### To do
Output the full listing verbatim.

### Input
::::

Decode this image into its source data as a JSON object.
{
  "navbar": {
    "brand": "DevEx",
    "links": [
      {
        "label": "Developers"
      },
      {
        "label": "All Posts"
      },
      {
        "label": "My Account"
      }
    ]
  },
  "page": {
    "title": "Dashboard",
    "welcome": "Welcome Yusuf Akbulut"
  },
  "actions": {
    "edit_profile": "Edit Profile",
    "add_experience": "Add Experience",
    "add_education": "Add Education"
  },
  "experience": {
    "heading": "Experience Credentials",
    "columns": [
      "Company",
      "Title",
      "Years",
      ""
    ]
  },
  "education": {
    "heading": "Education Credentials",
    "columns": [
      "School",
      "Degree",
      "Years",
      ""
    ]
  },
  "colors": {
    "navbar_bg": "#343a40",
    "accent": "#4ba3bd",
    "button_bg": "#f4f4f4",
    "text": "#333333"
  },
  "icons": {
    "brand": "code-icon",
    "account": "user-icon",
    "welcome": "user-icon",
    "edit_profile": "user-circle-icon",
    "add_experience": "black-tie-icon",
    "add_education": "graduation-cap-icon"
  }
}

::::

### Answer space
Decode this image into its source data as a JSON object.
{
  "navbar": {
    "brand": "DevEx",
    "links": [
      {
        "label": "Developers"
      },
      {
        "label": "All Posts"
      },
      {
        "label": "My Account"
      }
    ]
  },
  "page": {
    "title": "Dashboard",
    "welcome": "Welcome Yusuf Akbulut"
  },
  "actions": {
    "edit_profile": "Edit Profile",
    "add_experience": "Add Experience",
    "add_education": "Add Education"
  },
  "experience": {
    "heading": "Experience Credentials",
    "columns": [
      "Company",
      "Title",
      "Years",
      ""
    ]
  },
  "education": {
    "heading": "Education Credentials",
    "columns": [
      "School",
      "Degree",
      "Years",
      ""
    ]
  },
  "colors": {
    "navbar_bg": "#343a40",
    "accent": "#4ba3bd",
    "button_bg": "#f4f4f4",
    "text": "#333333"
  },
  "icons": {
    "brand": "code-icon",
    "account": "user-icon",
    "welcome": "user-icon",
    "edit_profile": "user-circle-icon",
    "add_experience": "black-tie-icon",
    "add_education": "graduation-cap-icon"
  }
}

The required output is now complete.